Cedar Point Communications is looking to reinvigorate the cable VoIP market with a new way to employ its products that should make it easier to migrate toward PacketCable 2.0 (PC 2.0) and IP Multimedia Subsystem (IMS) architectures for carrier-class residential and business communications services.
PacketCable 2.0 currently defines a configuration of different systems that cable operators can integrate to migrate toward an IMS network. The approach was designed to allow MSOs to mix and match best-of-breed network components.
“It turned out you couldn’t build a network that way,” said Cedar Point director of marketing Jim Gayton. “It just wasn’t tenable.”
The basic premise of the Cedar Point solution, based on a new switch platform called SafariFusion, is to draw multiple, previously distributed functions into the company’s own switch, allowing cable operators to evolve toward PC 2.0/IMS.

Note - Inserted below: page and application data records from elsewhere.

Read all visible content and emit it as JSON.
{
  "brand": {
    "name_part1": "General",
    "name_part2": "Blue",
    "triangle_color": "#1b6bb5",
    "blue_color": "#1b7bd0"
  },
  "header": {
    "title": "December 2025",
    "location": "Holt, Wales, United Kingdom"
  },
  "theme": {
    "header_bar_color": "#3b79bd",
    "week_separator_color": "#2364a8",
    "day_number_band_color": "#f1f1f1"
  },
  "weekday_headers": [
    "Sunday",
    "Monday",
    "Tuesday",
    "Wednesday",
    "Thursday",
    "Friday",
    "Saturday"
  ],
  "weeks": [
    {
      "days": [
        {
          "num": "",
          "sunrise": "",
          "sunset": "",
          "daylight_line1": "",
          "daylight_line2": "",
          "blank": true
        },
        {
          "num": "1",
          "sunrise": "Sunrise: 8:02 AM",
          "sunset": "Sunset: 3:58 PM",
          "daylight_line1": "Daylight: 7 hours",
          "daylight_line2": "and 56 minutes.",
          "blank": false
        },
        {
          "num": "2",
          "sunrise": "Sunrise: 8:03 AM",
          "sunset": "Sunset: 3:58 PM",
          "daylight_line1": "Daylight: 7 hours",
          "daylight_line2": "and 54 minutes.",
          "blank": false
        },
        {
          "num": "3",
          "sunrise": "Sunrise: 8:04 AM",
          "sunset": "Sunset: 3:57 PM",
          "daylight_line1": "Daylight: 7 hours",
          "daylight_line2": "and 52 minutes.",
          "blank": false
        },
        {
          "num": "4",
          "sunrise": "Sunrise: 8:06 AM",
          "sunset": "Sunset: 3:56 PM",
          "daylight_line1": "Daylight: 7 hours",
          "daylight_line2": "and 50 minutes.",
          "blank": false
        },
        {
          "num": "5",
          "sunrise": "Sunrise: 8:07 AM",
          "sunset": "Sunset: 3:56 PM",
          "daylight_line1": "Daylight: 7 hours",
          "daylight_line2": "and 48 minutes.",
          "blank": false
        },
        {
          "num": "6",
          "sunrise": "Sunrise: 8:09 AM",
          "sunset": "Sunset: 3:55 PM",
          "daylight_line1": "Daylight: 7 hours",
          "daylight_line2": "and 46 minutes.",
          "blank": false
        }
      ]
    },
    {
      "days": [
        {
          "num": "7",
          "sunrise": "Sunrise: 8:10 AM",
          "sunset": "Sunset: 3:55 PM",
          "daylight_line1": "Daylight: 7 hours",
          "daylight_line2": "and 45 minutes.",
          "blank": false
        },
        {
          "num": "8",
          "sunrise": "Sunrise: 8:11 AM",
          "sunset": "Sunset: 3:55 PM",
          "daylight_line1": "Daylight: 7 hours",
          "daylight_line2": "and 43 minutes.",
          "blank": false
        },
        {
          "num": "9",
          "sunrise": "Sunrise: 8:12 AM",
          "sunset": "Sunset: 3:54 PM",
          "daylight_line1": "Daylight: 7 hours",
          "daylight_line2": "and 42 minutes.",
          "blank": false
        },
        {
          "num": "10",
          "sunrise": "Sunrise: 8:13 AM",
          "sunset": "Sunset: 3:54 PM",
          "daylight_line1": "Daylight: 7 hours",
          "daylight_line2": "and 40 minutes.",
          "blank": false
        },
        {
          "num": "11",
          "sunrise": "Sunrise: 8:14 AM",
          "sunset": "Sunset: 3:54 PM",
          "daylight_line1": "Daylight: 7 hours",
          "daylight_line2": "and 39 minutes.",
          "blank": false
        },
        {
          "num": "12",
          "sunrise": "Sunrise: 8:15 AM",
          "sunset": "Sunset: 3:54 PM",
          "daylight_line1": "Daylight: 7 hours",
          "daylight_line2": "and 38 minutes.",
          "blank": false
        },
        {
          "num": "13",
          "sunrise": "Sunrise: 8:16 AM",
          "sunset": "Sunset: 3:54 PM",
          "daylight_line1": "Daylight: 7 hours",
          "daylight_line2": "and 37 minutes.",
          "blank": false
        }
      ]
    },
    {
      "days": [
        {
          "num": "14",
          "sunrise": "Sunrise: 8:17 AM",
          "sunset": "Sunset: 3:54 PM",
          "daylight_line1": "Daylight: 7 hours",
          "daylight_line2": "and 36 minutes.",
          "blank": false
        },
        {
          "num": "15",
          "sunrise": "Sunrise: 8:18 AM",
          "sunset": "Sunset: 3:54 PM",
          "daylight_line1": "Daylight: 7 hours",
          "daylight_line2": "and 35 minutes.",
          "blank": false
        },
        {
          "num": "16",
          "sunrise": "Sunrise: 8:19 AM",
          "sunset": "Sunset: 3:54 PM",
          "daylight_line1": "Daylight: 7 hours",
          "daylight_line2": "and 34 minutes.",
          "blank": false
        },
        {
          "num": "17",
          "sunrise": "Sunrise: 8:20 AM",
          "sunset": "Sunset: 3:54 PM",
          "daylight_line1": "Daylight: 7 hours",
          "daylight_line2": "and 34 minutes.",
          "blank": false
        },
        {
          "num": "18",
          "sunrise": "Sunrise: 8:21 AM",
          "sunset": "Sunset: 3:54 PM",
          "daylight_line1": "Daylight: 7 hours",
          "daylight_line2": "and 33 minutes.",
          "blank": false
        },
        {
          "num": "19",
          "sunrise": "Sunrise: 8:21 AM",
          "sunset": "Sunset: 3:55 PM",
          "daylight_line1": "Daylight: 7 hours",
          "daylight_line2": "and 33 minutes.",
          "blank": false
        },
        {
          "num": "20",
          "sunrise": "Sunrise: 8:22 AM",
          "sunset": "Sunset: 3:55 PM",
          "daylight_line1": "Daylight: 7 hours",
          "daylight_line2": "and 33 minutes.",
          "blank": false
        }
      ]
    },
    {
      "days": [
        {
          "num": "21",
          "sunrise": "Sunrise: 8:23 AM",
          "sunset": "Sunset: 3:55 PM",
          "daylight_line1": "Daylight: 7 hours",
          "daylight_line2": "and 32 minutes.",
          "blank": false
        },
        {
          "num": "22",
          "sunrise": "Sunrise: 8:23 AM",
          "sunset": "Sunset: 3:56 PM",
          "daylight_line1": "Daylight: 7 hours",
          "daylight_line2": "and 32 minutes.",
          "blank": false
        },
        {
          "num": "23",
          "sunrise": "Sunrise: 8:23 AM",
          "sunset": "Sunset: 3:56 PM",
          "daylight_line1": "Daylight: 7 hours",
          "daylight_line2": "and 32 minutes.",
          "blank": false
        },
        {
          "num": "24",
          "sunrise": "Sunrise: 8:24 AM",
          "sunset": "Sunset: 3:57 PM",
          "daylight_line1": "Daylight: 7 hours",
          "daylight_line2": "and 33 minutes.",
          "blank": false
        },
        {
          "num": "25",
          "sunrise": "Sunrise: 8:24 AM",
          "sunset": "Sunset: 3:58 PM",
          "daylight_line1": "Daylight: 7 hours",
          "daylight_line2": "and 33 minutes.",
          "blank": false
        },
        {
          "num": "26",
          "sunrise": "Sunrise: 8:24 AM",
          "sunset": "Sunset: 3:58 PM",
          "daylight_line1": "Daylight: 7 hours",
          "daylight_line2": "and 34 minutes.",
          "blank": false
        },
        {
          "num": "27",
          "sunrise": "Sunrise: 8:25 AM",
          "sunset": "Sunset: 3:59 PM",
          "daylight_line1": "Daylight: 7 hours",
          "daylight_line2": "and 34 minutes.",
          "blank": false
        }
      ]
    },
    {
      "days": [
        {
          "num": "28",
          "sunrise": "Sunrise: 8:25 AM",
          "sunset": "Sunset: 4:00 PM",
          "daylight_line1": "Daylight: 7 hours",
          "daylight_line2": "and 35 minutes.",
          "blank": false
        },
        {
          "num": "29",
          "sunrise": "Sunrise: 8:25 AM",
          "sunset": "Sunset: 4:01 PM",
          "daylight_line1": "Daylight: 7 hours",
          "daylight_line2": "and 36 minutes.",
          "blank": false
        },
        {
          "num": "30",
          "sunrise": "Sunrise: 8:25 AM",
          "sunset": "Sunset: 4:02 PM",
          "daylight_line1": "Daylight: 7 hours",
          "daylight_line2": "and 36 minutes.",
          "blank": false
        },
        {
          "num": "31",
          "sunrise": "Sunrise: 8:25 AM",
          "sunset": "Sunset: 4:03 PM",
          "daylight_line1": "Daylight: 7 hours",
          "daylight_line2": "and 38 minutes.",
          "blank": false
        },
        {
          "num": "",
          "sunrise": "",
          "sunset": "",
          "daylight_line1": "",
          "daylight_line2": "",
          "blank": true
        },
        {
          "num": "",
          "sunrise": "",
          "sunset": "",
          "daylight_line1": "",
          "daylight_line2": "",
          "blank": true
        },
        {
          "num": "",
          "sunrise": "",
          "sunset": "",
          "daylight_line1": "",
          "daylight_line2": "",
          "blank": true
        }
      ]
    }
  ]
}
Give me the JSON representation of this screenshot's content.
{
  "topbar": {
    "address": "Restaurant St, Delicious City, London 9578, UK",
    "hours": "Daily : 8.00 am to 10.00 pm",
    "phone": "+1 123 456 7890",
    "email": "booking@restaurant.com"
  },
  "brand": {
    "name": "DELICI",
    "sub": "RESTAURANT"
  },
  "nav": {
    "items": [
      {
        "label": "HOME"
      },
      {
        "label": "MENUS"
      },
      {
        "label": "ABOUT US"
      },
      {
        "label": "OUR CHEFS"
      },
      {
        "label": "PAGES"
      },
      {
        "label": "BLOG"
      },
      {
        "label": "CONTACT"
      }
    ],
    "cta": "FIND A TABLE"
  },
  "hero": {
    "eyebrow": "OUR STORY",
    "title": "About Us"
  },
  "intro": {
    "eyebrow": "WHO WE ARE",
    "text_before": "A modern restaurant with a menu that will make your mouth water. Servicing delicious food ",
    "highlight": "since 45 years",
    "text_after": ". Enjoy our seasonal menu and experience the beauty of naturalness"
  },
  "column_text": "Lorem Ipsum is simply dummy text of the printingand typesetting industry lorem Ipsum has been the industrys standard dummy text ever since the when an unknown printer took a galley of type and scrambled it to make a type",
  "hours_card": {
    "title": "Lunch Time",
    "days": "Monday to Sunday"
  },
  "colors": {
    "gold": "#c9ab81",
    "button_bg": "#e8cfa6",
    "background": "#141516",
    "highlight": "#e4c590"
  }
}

Cedar Point looks at IMS implementations as having an application/services layer, a control layer and an access/transport layer (see accompanying diagram), each with multiple systems required. “Think of it as lots of boxes,” said Gayton.
|Cedar Point’s SafariFusion approach aims to simplify the old PacketCable 2.0/IMS structure by offering the option to combine previously distributed functions in a single system. Source: Cedar Point. (click on image to enlarge.)|
Cedar Point, he explained, thinks cable operators can make the migration to IMS much quicker, easier and effective by chucking that complex configuration. “Cedar Point is going for one device per layer,” Gayton told CED.
The new SafariFusion Application Platform (AP) comes with two initial applications that operators can deploy to begin a measured migration to PC 2.0/IMS.
Those first two applications include the SafariFusion Residential Communication Application (RCA) for residential services and the SafariFusion Registration and Routing Application (RRA) to simplify network registration, routing and service roaming, the company said.
The company said its new RCA application supports the features within the PacketCable 2.0 Residential SIP Telephony specification, including call forwarding, call waiting and others. The RRA has been designed to combine the functionality of multiple IMS elements, including the Interrogating Call Session Control Function (I-CSCF), the Serving Call Session Control Function (S-CSCF), the Home Subscriber Server (HSS) and the Breakout Gateway Control Function.
Though Cedar Point is clearly planning new applications of its own, it said it has based its SafariFusion platform on open standards, making it entirely hospitable for hosting applications from other companies. SafariFusion can function in a multi-vendor configuration or as part of a total Cedar Point solution, the company said.
In addition, Cedar Point has announced new functionality for the company’s existing Safari C3 Multimedia Switching System that enables a gradual migration to PC 2.0/IMS architectures. Operators can use the C3 to simultaneously support NCS, SIP and IMS endpoints and allow for use of PC 2.0/IMS applications by legacy subscribers.
The Media Gateway Control Function (MGCF), Media Resource Function Controller (MRFC) and Access Gateway Control Function (AGCF) allow operators to overlay PC 2.0/IMS networks on top of existing Safari C3 deployments without disturbing the legacy network-based call signaling (NCS) endpoints. Cable operators can migrate NCS endpoints at their own pace and can begin to deploy PC 2.0/IMS services without adding additional network elements, Cedar Point explained.